Data shown:
===
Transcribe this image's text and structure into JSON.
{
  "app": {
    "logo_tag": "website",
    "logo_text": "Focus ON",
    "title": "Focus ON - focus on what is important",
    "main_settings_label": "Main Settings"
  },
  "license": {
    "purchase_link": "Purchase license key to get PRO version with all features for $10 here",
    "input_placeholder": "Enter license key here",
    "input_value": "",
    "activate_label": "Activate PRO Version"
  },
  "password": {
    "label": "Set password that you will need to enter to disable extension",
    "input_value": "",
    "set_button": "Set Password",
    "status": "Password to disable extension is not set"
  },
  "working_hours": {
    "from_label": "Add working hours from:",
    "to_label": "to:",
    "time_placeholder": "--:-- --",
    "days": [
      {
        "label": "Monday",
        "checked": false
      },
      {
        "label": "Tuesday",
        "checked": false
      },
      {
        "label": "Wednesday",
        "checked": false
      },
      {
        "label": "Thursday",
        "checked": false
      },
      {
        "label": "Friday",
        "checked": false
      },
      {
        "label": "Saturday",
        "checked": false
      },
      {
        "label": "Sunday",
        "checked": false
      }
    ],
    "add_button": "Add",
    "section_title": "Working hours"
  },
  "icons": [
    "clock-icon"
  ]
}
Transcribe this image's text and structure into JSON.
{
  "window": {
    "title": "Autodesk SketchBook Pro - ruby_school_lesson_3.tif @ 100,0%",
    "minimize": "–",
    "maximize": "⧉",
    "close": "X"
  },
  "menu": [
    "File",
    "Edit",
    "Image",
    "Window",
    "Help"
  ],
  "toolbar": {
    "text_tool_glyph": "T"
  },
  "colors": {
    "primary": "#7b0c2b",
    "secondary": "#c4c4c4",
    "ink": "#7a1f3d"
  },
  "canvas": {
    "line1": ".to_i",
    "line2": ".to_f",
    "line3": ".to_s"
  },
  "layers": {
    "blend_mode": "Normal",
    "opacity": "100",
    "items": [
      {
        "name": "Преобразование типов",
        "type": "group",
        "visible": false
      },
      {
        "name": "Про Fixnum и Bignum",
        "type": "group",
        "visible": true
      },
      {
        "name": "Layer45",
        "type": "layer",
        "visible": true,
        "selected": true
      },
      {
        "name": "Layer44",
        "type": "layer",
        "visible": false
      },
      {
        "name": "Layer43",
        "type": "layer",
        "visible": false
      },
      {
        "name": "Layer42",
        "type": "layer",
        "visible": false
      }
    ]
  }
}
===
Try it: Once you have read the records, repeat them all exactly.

Exercise result:
Transcribe this image's text and structure into JSON.
{
  "app": {
    "logo_tag": "website",
    "logo_text": "Focus ON",
    "title": "Focus ON - focus on what is important",
    "main_settings_label": "Main Settings"
  },
  "license": {
    "purchase_link": "Purchase license key to get PRO version with all features for $10 here",
    "input_placeholder": "Enter license key here",
    "input_value": "",
    "activate_label": "Activate PRO Version"
  },
  "password": {
    "label": "Set password that you will need to enter to disable extension",
    "input_value": "",
    "set_button": "Set Password",
    "status": "Password to disable extension is not set"
  },
  "working_hours": {
    "from_label": "Add working hours from:",
    "to_label": "to:",
    "time_placeholder": "--:-- --",
    "days": [
      {
        "label": "Monday",
        "checked": false
      },
      {
        "label": "Tuesday",
        "checked": false
      },
      {
        "label": "Wednesday",
        "checked": false
      },
      {
        "label": "Thursday",
        "checked": false
      },
      {
        "label": "Friday",
        "checked": false
      },
      {
        "label": "Saturday",
        "checked": false
      },
      {
        "label": "Sunday",
        "checked": false
      }
    ],
    "add_button": "Add",
    "section_title": "Working hours"
  },
  "icons": [
    "clock-icon"
  ]
}
Transcribe this image's text and structure into JSON.
{
  "window": {
    "title": "Autodesk SketchBook Pro - ruby_school_lesson_3.tif @ 100,0%",
    "minimize": "–",
    "maximize": "⧉",
    "close": "X"
  },
  "menu": [
    "File",
    "Edit",
    "Image",
    "Window",
    "Help"
  ],
  "toolbar": {
    "text_tool_glyph": "T"
  },
  "colors": {
    "primary": "#7b0c2b",
    "secondary": "#c4c4c4",
    "ink": "#7a1f3d"
  },
  "canvas": {
    "line1": ".to_i",
    "line2": ".to_f",
    "line3": ".to_s"
  },
  "layers": {
    "blend_mode": "Normal",
    "opacity": "100",
    "items": [
      {
        "name": "Преобразование типов",
        "type": "group",
        "visible": false
      },
      {
        "name": "Про Fixnum и Bignum",
        "type": "group",
        "visible": true
      },
      {
        "name": "Layer45",
        "type": "layer",
        "visible": true,
        "selected": true
      },
      {
        "name": "Layer44",
        "type": "layer",
        "visible": false
      },
      {
        "name": "Layer43",
        "type": "layer",
        "visible": false
      },
      {
        "name": "Layer42",
        "type": "layer",
        "visible": false
      }
    ]
  }
}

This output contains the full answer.